What’s Wrong With the Dirty, Old Betty White?


Betty White has become a national treasure in the last few years, possibly because, despite her age (she’s currently 91), she seems to have the presence of mind to deliver lines and, you know, stand upright on her own. It’s a rarity for an elderly performer to achieve such hero status (especially a female entertainer), which is what makes White such a refreshing actress: she appeals more to female and gay audiences then your typical white, straight American males. Moreover, her most frequent bits as of late — the ones that are written for her, of course — are heavily sexualized, featuring tongue-in-cheek innuendos and double entendres. But is the sexualization of the nonagenarian evidence of our culture’s exploitative obsession with turning sex into a big joke?

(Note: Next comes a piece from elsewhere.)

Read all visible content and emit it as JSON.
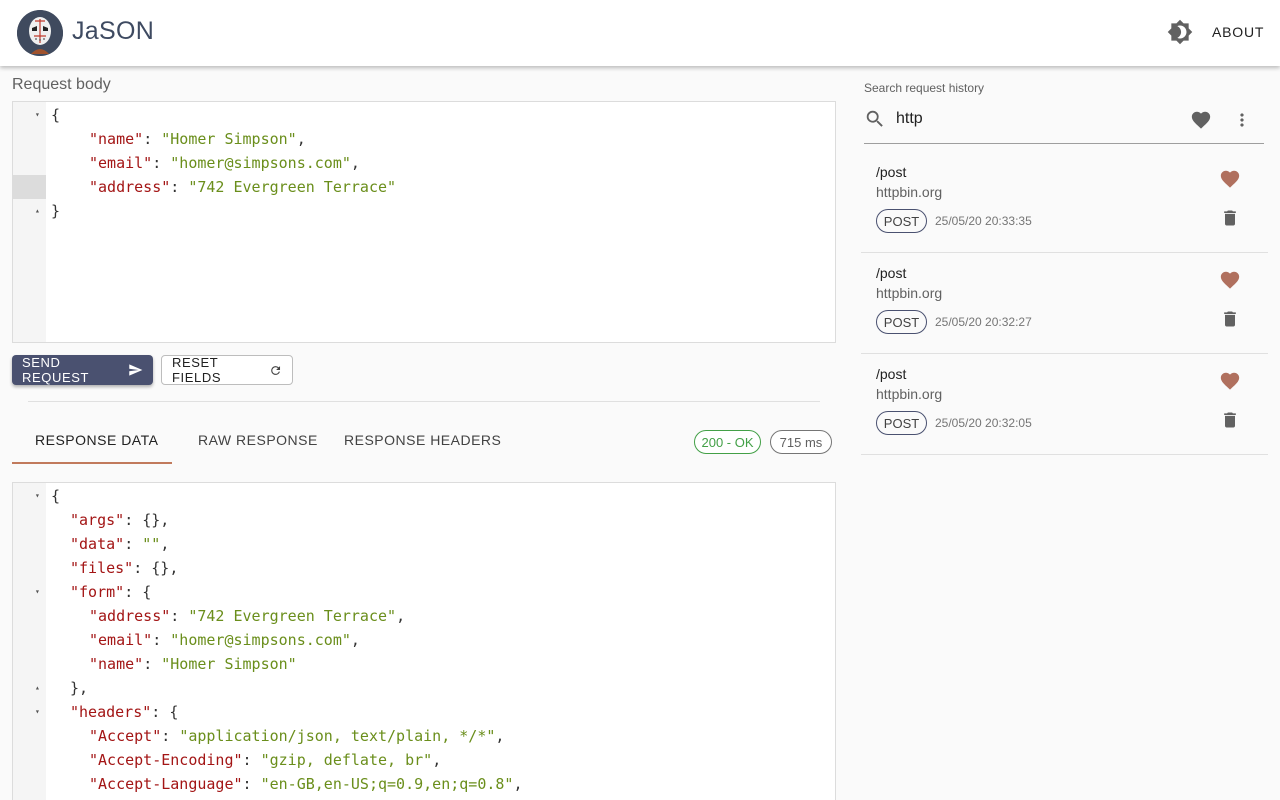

The New Republic’s Laura Bennett seems to think so. In a piece that ran yesterday, Bennett examines the popularity of Betty White specifically in terms of the sexual humor she so often delivers. “The story of how such a versatile actress was reduced to an adorable receptacle for penis jokes is also the story of the condescending way we treat old people on television today,” she writes, alluding to White’s previous television work on the groundbreaking series The Mary Tyler Moore Show and The Golden Girls (she earned Emmys for both shows). Bennett argues that White’s recent resurgence — as a host of Saturday Night Live, as the star of the TV Land sitcom Hot in Cleveland, and as the host of Betty White’s Off Their Rockers — has changed the way older people (particularly women) are depicted in the media, but it still reduces them to the butt of jokes.

I’d agree, but only to an extent. It’s easy to claim that the elderly, often not in powerful creative roles in network television, may be as marginalized as any other minority group who are underrepresented at the executive levels in media. But I’d argue that Betty White’s sexual humor is hardly a new comic ploy. Take a look at Golden Girls. While Bennett applauds the sitcom for depicting “older women with complicated inner lives” and identifying that “their forays into dating were played both for laughs and for pathos,” she’s largely underrepresenting the sexual humor. Rue McClanahan’s Blanche was, well, oversexed. Her sexual proclivities — of which there were many — were generally used for laughs, albeit in a way that revered the character for taking control of her sexuality. (She became a prototype of sorts for Kim Cattrall’s Samantha on Sex in the City.)

While Bennett doesn’t touch on The Golden Girls’ use of sexual humor, she does point out that that elder female characters currently on TV TV are typically buffoons and the targets of snark:

Apparently, in the network TV imagination, nothing is quite as outrageous as the female body in decline. Maw Maw on Raising Hope is a senile grandma (played by the great Cloris Leachman) whose observations include “I couldn’t have an orgasm unless he choked me.” The lecherous bisexual matriarch Evelyn from Two and a Half Men swigs martinis and preys on wealthy men. In Hot in Cleveland there are more jokes about breasts — flaunted, sagging, surgically altered — than the laugh track can possibly handle.

This comes just a few paragraphs after Bennett alludes to Phyllis Diller, describing her comedy as “hammy decrepitude” and claiming it “was its own subversive statement about the culture’s squeamishness about female sexuality and old age.” (Sample joke: “My body’s in such bad shape, I wear prescription underwear.”) I don’t see how the sentiment of Diller’s joke is much different from anything on Hot in Cleveland or the line from Raising Hope except that it’s more tame and of-its-time. The case Bennett actually ends up making is that network TV comedy is more dumbed down and dirtier than it used to be, rather than more exploitative of its elderly characters, particularly those of the female persuasion.

Of course, it seems unlikely that anyone would look to Hot in Cleveland or the prank show Off Their Rockers for any thoughtful commentary on the AARP-age experience. And while Betty White is certainly the most famous working actress in her 90s (she has little competition), I doubt she lacks the self-awareness to be in on the joke, and it’s a bit patronizing to judge her lines on Hot in Cleveland as undignified but not her work on The Golden Girls or the sexual pun-heavy Match Game. After all, the rules of what you can do and say on television have become incredibly relaxed, and it only seems appropriate that what’s fine for a man is just as suitable — and funny — for a woman. As long as the Dirty Old Man can be a hilarious stock character, there should be no reason why the same can’t be true for the Dirty Old Woman. At least Betty White seems to be having fun playing the role from here on out.